(Adds reaction from unions and analysts)
By Harriet McLeod
NORTH CHARLESTON, S.C., July 30 (Reuters) - Boeing Co chose on Wednesday to build its biggest Dreamliner, the 787-10, exclusively at its South Carolina plant in North Charleston, saying the jet is too large to build economically in more than one location.
Investors are banking on rising 787 production to lower the cost of making the jet and generate cash flow that can be used to reward shareholders.
The newest and longest of three 787 models, the 787-10 also is eagerly awaited by airlines seeking its increased seating. The plane will carry 323 passengers, 33 percent more than the 787-8 and 15 percent more than 787-9, with significantly lower fuel consumption than current-generation jets of similar size.
But the new plane’s longer fuselage sections will be “too long to be transported efficiently” from North Charleston to Everett, Washington, where Boeing has two 787s assembly lines, Boeing said in a statement.
The decision drew immediate criticism from the machinist and engineering unions, as the Boeing plan will move work to a non-union factory.
“It’s part of the company’s plan to redistribute commercial production away from Washington state,” said Ray Goforth, executive director of the Society of Professional Engineering Employees in Aerospace (SPEEA), which represents about 23,000 workers at Boeing.
International Association of Machinists District 751 President Tom Holden said in a statement that he was disappointed at Boeing’s decision. The union’s 31,000 members in the Seattle area are the “best choice” for producing quality work on schedule, he said.
But some analysts said the decision had been expected, in part because the jet’s large body pieces were difficult to ship, and because two assembly lines would be expensive for the 787-10. Boeing has orders for just 132 of the jets, about 13 percent of its 787 orders, which total 1,031 planes.
“The idea of building the same variant in multiple locations makes no sense,” said Richard Aboulafia, an aerospace analyst at the Teal Group in Fairfax, Virginia.
Systems for the mid- and aft-body sections for the smaller 787s are installed at the North Charleston plant and most of the sections are flown to Everett for final assembly. The South Carolina plant also assembles some of the smaller 787s.
“We looked at all our options and found the most efficient and effective solution is to build the 787-10 at Boeing South Carolina,” Larry Loftis, vice president and general manager of the 787 program, said in a statement.
“This will allow us to balance 787 production across the North Charleston and Everett sites as we increase production rates.”
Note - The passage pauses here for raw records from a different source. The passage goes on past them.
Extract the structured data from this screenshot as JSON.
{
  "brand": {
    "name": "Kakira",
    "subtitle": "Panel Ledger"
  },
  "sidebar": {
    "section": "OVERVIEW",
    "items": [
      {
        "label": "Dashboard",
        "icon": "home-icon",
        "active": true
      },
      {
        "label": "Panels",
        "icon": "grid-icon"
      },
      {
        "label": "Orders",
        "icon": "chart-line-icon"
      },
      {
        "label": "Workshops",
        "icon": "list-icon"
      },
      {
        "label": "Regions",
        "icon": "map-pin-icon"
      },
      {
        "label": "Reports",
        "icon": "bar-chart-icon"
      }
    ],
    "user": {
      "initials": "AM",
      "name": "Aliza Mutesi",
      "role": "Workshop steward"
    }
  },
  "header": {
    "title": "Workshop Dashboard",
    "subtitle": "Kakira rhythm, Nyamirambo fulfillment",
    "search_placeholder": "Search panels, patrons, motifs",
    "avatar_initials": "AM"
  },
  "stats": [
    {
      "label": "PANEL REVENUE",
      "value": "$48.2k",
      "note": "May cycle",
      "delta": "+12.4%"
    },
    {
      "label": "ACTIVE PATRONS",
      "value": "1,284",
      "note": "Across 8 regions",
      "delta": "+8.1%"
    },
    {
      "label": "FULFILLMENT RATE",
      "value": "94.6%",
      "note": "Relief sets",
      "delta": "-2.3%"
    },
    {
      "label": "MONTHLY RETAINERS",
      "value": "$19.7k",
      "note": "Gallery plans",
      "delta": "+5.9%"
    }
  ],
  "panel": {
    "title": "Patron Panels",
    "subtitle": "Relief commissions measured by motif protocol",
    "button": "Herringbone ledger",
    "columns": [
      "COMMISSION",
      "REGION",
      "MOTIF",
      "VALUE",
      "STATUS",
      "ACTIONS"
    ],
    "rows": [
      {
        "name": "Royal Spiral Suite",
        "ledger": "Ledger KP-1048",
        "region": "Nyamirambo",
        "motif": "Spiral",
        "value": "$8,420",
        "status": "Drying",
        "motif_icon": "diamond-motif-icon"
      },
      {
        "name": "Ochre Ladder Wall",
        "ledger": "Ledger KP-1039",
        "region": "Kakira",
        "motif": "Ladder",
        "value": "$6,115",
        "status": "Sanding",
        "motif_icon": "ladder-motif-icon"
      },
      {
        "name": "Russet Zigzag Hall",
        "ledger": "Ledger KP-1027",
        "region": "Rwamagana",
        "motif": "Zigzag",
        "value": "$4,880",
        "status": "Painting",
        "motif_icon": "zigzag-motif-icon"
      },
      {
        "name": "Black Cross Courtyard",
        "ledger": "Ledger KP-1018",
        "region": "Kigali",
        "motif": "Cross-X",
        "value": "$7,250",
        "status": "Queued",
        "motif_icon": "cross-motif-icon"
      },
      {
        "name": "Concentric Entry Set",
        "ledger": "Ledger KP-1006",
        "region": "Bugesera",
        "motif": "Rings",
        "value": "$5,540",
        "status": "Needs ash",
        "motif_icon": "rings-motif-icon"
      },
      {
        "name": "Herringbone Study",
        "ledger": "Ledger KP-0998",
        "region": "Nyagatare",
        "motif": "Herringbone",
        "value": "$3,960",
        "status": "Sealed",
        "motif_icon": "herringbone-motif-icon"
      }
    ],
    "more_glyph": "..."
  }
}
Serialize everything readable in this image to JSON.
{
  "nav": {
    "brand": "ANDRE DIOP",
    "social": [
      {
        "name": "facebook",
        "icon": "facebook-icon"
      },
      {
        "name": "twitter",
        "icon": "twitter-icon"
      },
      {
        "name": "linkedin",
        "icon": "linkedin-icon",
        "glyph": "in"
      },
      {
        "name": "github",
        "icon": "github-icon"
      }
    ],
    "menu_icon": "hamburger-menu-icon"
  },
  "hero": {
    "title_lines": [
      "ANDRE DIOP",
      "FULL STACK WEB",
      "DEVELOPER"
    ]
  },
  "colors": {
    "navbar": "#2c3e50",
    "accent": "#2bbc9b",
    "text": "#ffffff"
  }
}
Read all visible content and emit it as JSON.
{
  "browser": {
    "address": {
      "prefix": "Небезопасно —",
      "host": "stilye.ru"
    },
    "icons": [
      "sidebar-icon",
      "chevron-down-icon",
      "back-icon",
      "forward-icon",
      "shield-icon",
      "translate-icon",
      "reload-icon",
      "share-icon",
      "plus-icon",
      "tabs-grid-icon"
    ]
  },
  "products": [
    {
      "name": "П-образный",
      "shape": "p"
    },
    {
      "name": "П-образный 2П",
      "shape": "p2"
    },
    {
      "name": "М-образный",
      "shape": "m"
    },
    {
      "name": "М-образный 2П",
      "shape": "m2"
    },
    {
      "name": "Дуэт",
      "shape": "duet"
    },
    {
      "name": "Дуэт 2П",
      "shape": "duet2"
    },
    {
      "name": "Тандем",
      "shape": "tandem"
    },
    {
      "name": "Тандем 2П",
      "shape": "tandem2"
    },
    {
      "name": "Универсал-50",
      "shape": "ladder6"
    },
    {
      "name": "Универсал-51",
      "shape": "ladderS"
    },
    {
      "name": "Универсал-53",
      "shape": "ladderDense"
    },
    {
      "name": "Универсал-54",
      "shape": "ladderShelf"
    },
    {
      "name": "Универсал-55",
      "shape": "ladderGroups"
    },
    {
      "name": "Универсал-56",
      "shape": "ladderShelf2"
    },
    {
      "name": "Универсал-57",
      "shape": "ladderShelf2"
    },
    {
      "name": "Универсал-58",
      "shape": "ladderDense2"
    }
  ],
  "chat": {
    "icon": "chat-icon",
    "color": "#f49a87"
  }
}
The North Charleston line will continue to produce 787-8 and 787-9s, Boeing said. The site also will increase production to five a month in 2016 from three a month currently, Boeing said.
Boeing plans to ramp up 787 production from 10 a month currently to 12 a month in 2016 and 14 a month by 2020. The Everett facility now assembles seven 787s a month.
The 787-10 is being designed at Boeing’s Everett factory. Assembly of mid and aft sections will begin in 2016, Candy Eslinger, spokeswoman for Boeing South Carolina, said on Wednesday. Final assembly of the 787-10 is due to begin in 2017.
The 1.2 million-square-foot South Carolina assembly building was designed for capacity increases, Eslinger said. Later this year, the plant will begin final assembly of 787-9 jets, which are currently being made exclusively in Everett. The South Carolina plant began production in 2011 and rolled out its first airplane in April 2012.
“Introducing the 787-10 in North Charleston takes advantage of that facility’s capacity while allowing the Everett facility to continue improving productivity as it focuses on the 787-8 and 787-9,” Boeing said. (Reporting by Harriet McLeod and Alwyn Scott; editing by Andrew Hay)